### Exercise directions
Every entry needs to appear again exactly as written below.

(Data records for software interfaces)
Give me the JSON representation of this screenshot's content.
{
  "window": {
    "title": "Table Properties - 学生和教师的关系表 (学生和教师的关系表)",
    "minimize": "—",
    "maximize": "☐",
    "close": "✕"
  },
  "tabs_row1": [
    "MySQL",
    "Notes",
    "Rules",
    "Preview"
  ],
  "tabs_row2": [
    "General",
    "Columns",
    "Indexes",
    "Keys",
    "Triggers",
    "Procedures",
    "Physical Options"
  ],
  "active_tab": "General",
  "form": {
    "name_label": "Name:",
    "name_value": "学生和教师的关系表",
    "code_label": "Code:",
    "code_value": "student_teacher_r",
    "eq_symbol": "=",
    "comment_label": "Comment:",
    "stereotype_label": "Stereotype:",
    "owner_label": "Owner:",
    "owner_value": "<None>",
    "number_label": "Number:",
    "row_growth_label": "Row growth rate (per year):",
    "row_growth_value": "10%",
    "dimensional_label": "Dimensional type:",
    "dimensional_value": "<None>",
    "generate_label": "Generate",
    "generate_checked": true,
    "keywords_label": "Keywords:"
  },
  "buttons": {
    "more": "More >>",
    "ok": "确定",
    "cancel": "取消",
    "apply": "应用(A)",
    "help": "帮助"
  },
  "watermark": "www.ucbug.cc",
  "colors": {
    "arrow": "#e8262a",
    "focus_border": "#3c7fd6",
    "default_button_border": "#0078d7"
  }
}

### Exercise result
Give me the JSON representation of this screenshot's content.
{
  "window": {
    "title": "Table Properties - 学生和教师的关系表 (学生和教师的关系表)",
    "minimize": "—",
    "maximize": "☐",
    "close": "✕"
  },
  "tabs_row1": [
    "MySQL",
    "Notes",
    "Rules",
    "Preview"
  ],
  "tabs_row2": [
    "General",
    "Columns",
    "Indexes",
    "Keys",
    "Triggers",
    "Procedures",
    "Physical Options"
  ],
  "active_tab": "General",
  "form": {
    "name_label": "Name:",
    "name_value": "学生和教师的关系表",
    "code_label": "Code:",
    "code_value": "student_teacher_r",
    "eq_symbol": "=",
    "comment_label": "Comment:",
    "stereotype_label": "Stereotype:",
    "owner_label": "Owner:",
    "owner_value": "<None>",
    "number_label": "Number:",
    "row_growth_label": "Row growth rate (per year):",
    "row_growth_value": "10%",
    "dimensional_label": "Dimensional type:",
    "dimensional_value": "<None>",
    "generate_label": "Generate",
    "generate_checked": true,
    "keywords_label": "Keywords:"
  },
  "buttons": {
    "more": "More >>",
    "ok": "确定",
    "cancel": "取消",
    "apply": "应用(A)",
    "help": "帮助"
  },
  "watermark": "www.ucbug.cc",
  "colors": {
    "arrow": "#e8262a",
    "focus_border": "#3c7fd6",
    "default_button_border": "#0078d7"
  }
}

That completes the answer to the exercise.